So the Right has spoken: "Gun control is not only not the answer, it's the anti-answer - more guns at school!" Gun Owners of America spokesman on NPR yesterday: "If students or teachers were allowed to carry weapons on school campuses, the tragedy at Virginia Tech could have ended much sooner."
So, I'm a cop, trying to make my way into the school, and the only report I've had so far is that there is a person with a handgun, walking around campus, shooting people. I see someone with a handgun. I shout, "POLICE! FREEZE!" That person turns to look at me, and I fire. They had a gun. They just weren't the shooter. The killings continue, and I've just shot an innocent bystander.
My other favorite scenario: I'm the only student in a particular classroom with a gun, I walk out into the hallway to see if I can at least clip the shooter, slow him/her down. There are four other students in the hallway, all packing guns. Which one do I shoot? Why wouldn't one of them shoot me? And of course, I won't hesitate, as I'm a fully trained firearms expert, not just a kid with a pistol...
Another brilliant concept: "Where were the heroes? Couldn't someone have tackled this guy early on and stopped him?" Of course, I'm sure the writers of these little screeds would be right up there, launching themselves on a guy carrying two semi-auto pistols with different reloading periods. Or would they. like the other prudent folks in that college, be barricading themselves behind a door, cowering under desks, playing dead, anything not to get shot.
One topic covered by many but misunderstood by most, was that the shooter was using one fairly lethal gun and one less lethal, i.e. the 9mm Glock was somehow more deadly than the .22 caliber Walther. As any forensic pathologist will tell you, yes, the big bullet makes a larger hole, but the little bullet will often take the scenic route, coming in at, say, your hip, and possibly exiting somewhere near your shoulder, bouncing off every bone in between. In most cases, the cops are at least as afraid of a 22, because while a vest will definitely stop a straight shot from a 9mm pistol, a 22 can sneak in under the waistband and still manage to hit your heart.
What to do? Well, after all the blamethrowers have been fired and everyone has gotten the lawsuits off their chests, we can look forward to more waffling by politicians about any kind of background checks or any sort of gun-sale records-keeping. Our former Attorney General, John Ashcroft, made it a policy to erase gun-purchase records after 24 hours, rather than the usual 90 days. This of course, would have prevented anyone from knowing how and where John Allen Muhammed (the DC sniper - remember him?) purchased his illegal firearms. Cho Seung-Hui had been sent to a psychiatric facility and was on suicide watch, yet still managed to get past a background check to purchase two firearms.
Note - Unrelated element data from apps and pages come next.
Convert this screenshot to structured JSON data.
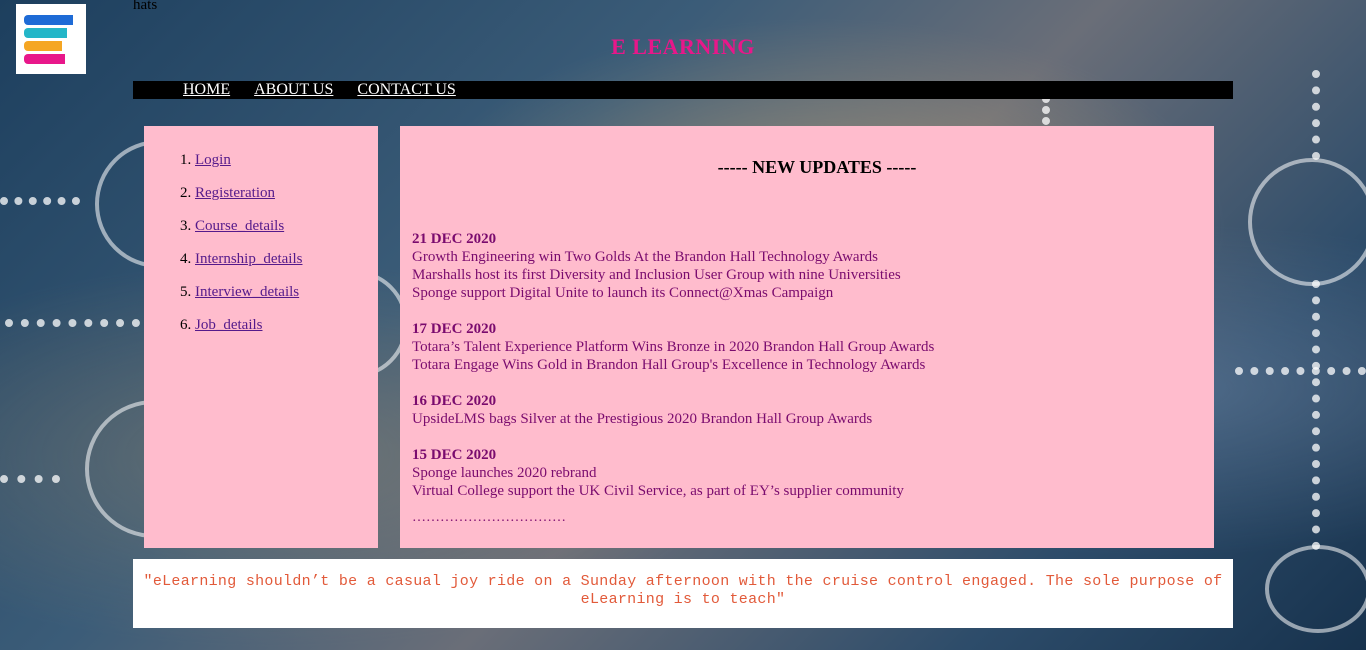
{
  "logo": {
    "name": "elearning-logo",
    "colors": [
      "#1e6bd6",
      "#24b6c8",
      "#f5a623",
      "#e8178a"
    ]
  },
  "top_text": "hats",
  "site_title": "E LEARNING",
  "nav": {
    "items": [
      {
        "label": "HOME"
      },
      {
        "label": "ABOUT US"
      },
      {
        "label": "CONTACT US"
      }
    ]
  },
  "sidebar": {
    "items": [
      {
        "label": "Login"
      },
      {
        "label": "Registeration"
      },
      {
        "label": "Course_details"
      },
      {
        "label": "Internship_details"
      },
      {
        "label": "Interview_details"
      },
      {
        "label": "Job_details"
      }
    ]
  },
  "main": {
    "title": "----- NEW UPDATES -----",
    "updates": [
      {
        "date": "21 DEC 2020",
        "lines": [
          "Growth Engineering win Two Golds At the Brandon Hall Technology Awards",
          "Marshalls host its first Diversity and Inclusion User Group with nine Universities",
          "Sponge support Digital Unite to launch its Connect@Xmas Campaign"
        ]
      },
      {
        "date": "17 DEC 2020",
        "lines": [
          "Totara’s Talent Experience Platform Wins Bronze in 2020 Brandon Hall Group Awards",
          "Totara Engage Wins Gold in Brandon Hall Group's Excellence in Technology Awards"
        ]
      },
      {
        "date": "16 DEC 2020",
        "lines": [
          "UpsideLMS bags Silver at the Prestigious 2020 Brandon Hall Group Awards"
        ]
      },
      {
        "date": "15 DEC 2020",
        "lines": [
          "Sponge launches 2020 rebrand",
          "Virtual College support the UK Civil Service, as part of EY’s supplier community"
        ]
      }
    ],
    "more": "……………………………"
  },
  "quote": "\"eLearning shouldn’t be a casual joy ride on a Sunday afternoon with the cruise control engaged. The sole purpose of eLearning is to teach\"",
  "colors": {
    "title": "#e8178a",
    "panel": "#ffbccd",
    "update_text": "#7a0b6e",
    "quote_text": "#e25a3a",
    "link": "#551a8b"
  }
}
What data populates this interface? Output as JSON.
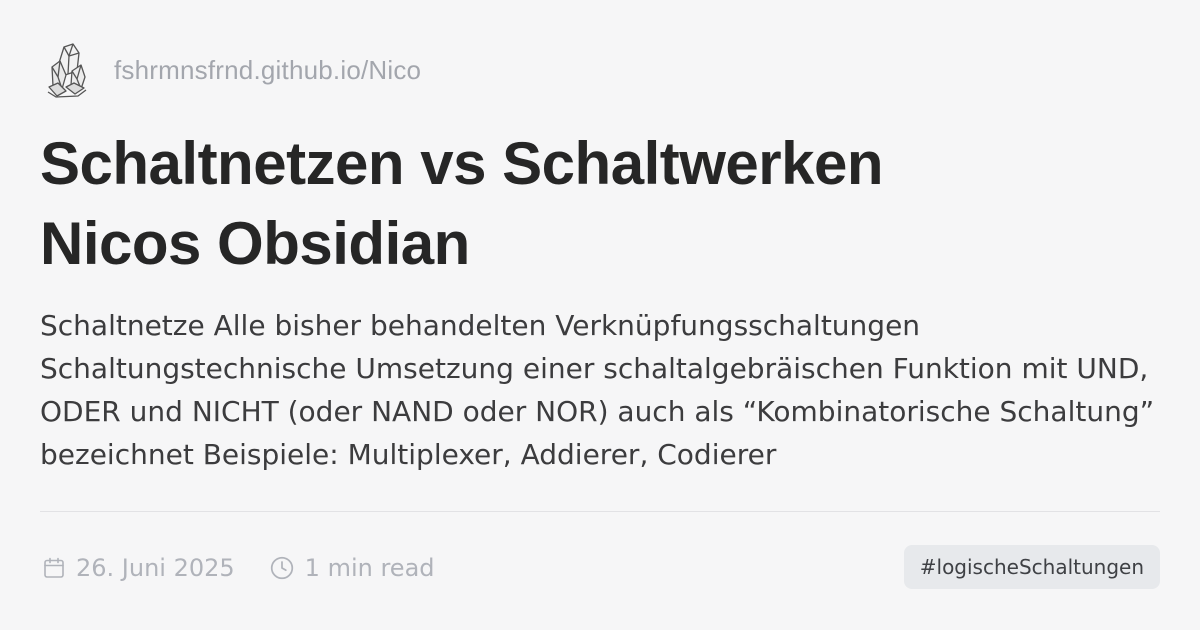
{
  "site": {
    "logo_icon": "crystal-icon",
    "name": "fshrmnsfrnd.github.io/Nico"
  },
  "post": {
    "title_line1": "Schaltnetzen vs Schaltwerken",
    "title_line2": "Nicos Obsidian",
    "excerpt": "Schaltnetze Alle bisher behandelten Verknüpfungsschaltungen Schaltungstechnische Umsetzung einer schaltalgebräischen Funktion mit UND, ODER und NICHT (oder NAND oder NOR) auch als “Kombinatorische Schaltung” bezeichnet Beispiele: Multiplexer, Addierer, Codierer"
  },
  "meta": {
    "date_icon": "calendar-icon",
    "date": "26. Juni 2025",
    "reading_icon": "clock-icon",
    "reading_time": "1 min read"
  },
  "tags": [
    "#logischeSchaltungen"
  ],
  "colors": {
    "background": "#f6f6f7",
    "title": "#262626",
    "muted": "#a3a6ad",
    "tag_background": "#e7e9ec"
  }
}
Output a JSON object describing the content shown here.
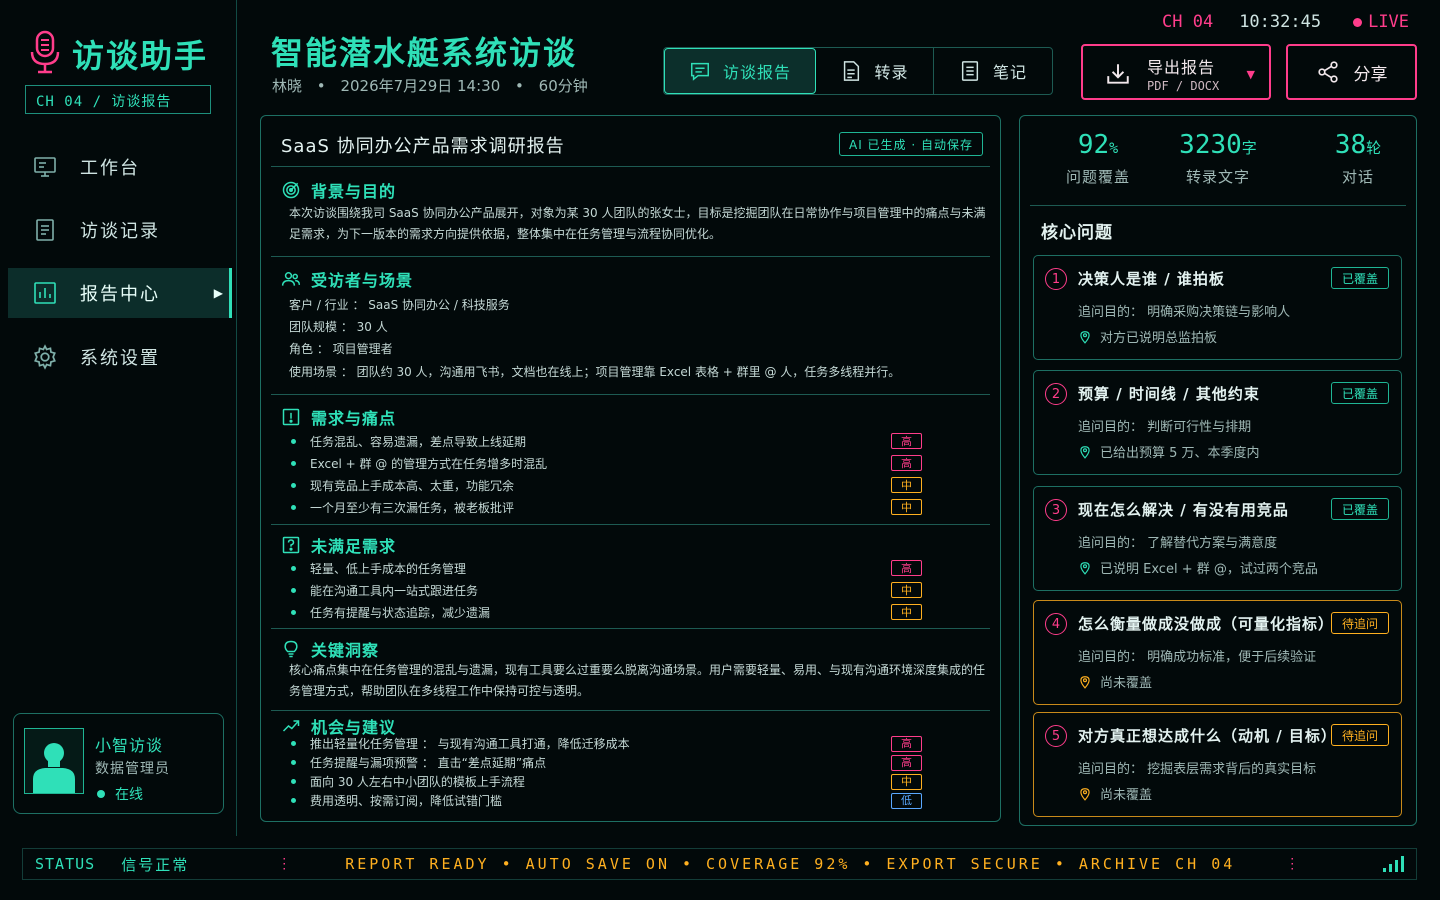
{
  "app": {
    "brand": "访谈助手",
    "channel_label": "CH 04 / 访谈报告"
  },
  "sidebar": {
    "items": [
      {
        "label": "工作台",
        "icon": "monitor-icon"
      },
      {
        "label": "访谈记录",
        "icon": "document-icon"
      },
      {
        "label": "报告中心",
        "icon": "chart-icon",
        "active": true
      },
      {
        "label": "系统设置",
        "icon": "gear-icon"
      }
    ]
  },
  "user": {
    "name": "小智访谈",
    "role": "数据管理员",
    "status": "在线"
  },
  "header": {
    "title": "智能潜水艇系统访谈",
    "interviewee": "林晓",
    "datetime": "2026年7月29日 14:30",
    "duration": "60分钟",
    "tabs": [
      {
        "label": "访谈报告",
        "active": true
      },
      {
        "label": "转录"
      },
      {
        "label": "笔记"
      }
    ],
    "live": {
      "channel": "CH 04",
      "time": "10:32:45",
      "tag": "LIVE"
    },
    "export": {
      "label": "导出报告",
      "formats": "PDF / DOCX"
    },
    "share_label": "分享"
  },
  "report": {
    "title": "SaaS 协同办公产品需求调研报告",
    "ai_badge": "AI 已生成 · 自动保存",
    "sections": {
      "background": {
        "title": "背景与目的",
        "text": "本次访谈围绕我司 SaaS 协同办公产品展开，对象为某 30 人团队的张女士，目标是挖掘团队在日常协作与项目管理中的痛点与未满足需求，为下一版本的需求方向提供依据，整体集中在任务管理与流程协同优化。"
      },
      "interviewee": {
        "title": "受访者与场景",
        "rows": [
          "客户 / 行业 ： SaaS 协同办公 / 科技服务",
          "团队规模 ： 30 人",
          "角色 ： 项目管理者",
          "使用场景 ： 团队约 30 人，沟通用飞书，文档也在线上；项目管理靠 Excel 表格 + 群里 @ 人，任务多线程并行。"
        ]
      },
      "pain_points": {
        "title": "需求与痛点",
        "items": [
          {
            "text": "任务混乱、容易遗漏，差点导致上线延期",
            "priority": "高",
            "level": "high"
          },
          {
            "text": "Excel + 群 @ 的管理方式在任务增多时混乱",
            "priority": "高",
            "level": "high"
          },
          {
            "text": "现有竞品上手成本高、太重，功能冗余",
            "priority": "中",
            "level": "mid"
          },
          {
            "text": "一个月至少有三次漏任务，被老板批评",
            "priority": "中",
            "level": "mid"
          }
        ]
      },
      "unmet": {
        "title": "未满足需求",
        "items": [
          {
            "text": "轻量、低上手成本的任务管理",
            "priority": "高",
            "level": "high"
          },
          {
            "text": "能在沟通工具内一站式跟进任务",
            "priority": "中",
            "level": "mid"
          },
          {
            "text": "任务有提醒与状态追踪，减少遗漏",
            "priority": "中",
            "level": "mid"
          }
        ]
      },
      "insight": {
        "title": "关键洞察",
        "text": "核心痛点集中在任务管理的混乱与遗漏，现有工具要么过重要么脱离沟通场景。用户需要轻量、易用、与现有沟通环境深度集成的任务管理方式，帮助团队在多线程工作中保持可控与透明。"
      },
      "opportunity": {
        "title": "机会与建议",
        "items": [
          {
            "text": "推出轻量化任务管理 ： 与现有沟通工具打通，降低迁移成本",
            "priority": "高",
            "level": "high"
          },
          {
            "text": "任务提醒与漏项预警 ： 直击“差点延期”痛点",
            "priority": "高",
            "level": "high"
          },
          {
            "text": "面向 30 人左右中小团队的模板上手流程",
            "priority": "中",
            "level": "mid"
          },
          {
            "text": "费用透明、按需订阅，降低试错门槛",
            "priority": "低",
            "level": "low"
          }
        ]
      }
    }
  },
  "stats": [
    {
      "value": "92",
      "unit": "%",
      "label": "问题覆盖"
    },
    {
      "value": "3230",
      "unit": "字",
      "label": "转录文字"
    },
    {
      "value": "38",
      "unit": "轮",
      "label": "对话"
    }
  ],
  "core": {
    "title": "核心问题",
    "questions": [
      {
        "num": "1",
        "title": "决策人是谁 / 谁拍板",
        "status": "已覆盖",
        "state": "covered",
        "purpose": "追问目的： 明确采购决策链与影响人",
        "note": "对方已说明总监拍板"
      },
      {
        "num": "2",
        "title": "预算 / 时间线 / 其他约束",
        "status": "已覆盖",
        "state": "covered",
        "purpose": "追问目的： 判断可行性与排期",
        "note": "已给出预算 5 万、本季度内"
      },
      {
        "num": "3",
        "title": "现在怎么解决 / 有没有用竞品",
        "status": "已覆盖",
        "state": "covered",
        "purpose": "追问目的： 了解替代方案与满意度",
        "note": "已说明 Excel + 群 @，试过两个竞品"
      },
      {
        "num": "4",
        "title": "怎么衡量做成没做成（可量化指标）",
        "status": "待追问",
        "state": "pending",
        "purpose": "追问目的： 明确成功标准，便于后续验证",
        "note": "尚未覆盖"
      },
      {
        "num": "5",
        "title": "对方真正想达成什么（动机 / 目标）",
        "status": "待追问",
        "state": "pending",
        "purpose": "追问目的： 挖掘表层需求背后的真实目标",
        "note": "尚未覆盖"
      }
    ]
  },
  "statusbar": {
    "label": "STATUS",
    "state": "信号正常",
    "ticker": [
      "REPORT READY",
      "AUTO SAVE ON",
      "COVERAGE 92%",
      "EXPORT SECURE",
      "ARCHIVE CH 04"
    ]
  },
  "colors": {
    "accent": "#2fe0b8",
    "alert": "#ff3d8b",
    "warning": "#ffb020",
    "info": "#5aa8ff",
    "background": "#02090a"
  }
}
As Bowling For Columbine showed, gun ownership does not necessarily equal murder. Canada has more guns per capita than the United States, and yet Toronto, one of their largest cities, only had 61 homicides in 2004, 32 by handgun. Baltimore, Maryland had 269 homicides that year, more than two-thirds by handgun. The Virginia Tech shootings equaled one year's worth of handgun murders in a Canadian city with a population of approximately 3 million.
I agree with Michael Moore's assessment of American culture, and the news in general: we are living in fear of each other. We are specifically afraid of the others in our midst: whites if you're black, blacks if you're white, etc., etc. We resent those who've done better than we have, and we resent those who are "parasites" on society, the indigent. We blame the victim for being in the wrong place at the wrong time.
Interestingly, a University in Sweden recently concluded a study that proved that suicides go up in England when the Conservatives are in charge of the government. They reasoned that if Labor had been in power, more than 35,000 people would not have killed themselves. I wonder if anyone has looked at the statistics in America about the economy versus crime, a truly deep study of all the numbers and all the available jobs, and the crime that results from market downturns, layoffs, etc. Or better still, how does the populace deal with an economy that appears to be doing well, when most people believe they're barely making it?
In the case of Virginia Tech, it appears that the shooter had some deep-seated psychological issues. His writings, which are as disturbing as any movie written by Andrew Kevin Walker, appear to be written by someone with a very limited command of the English language. One wonders how he managed to get into college with such poor skills. There are hints of child molestation, murder by hammer and chainsaw, molestation by teachers at school, by step-parents, etc. Many people seemed to think that he was a potential school shooter before he became one. Much more yet to be discovered, I'm sure...
Meanwhile, we can thank our lucky stars that it didn't happen here.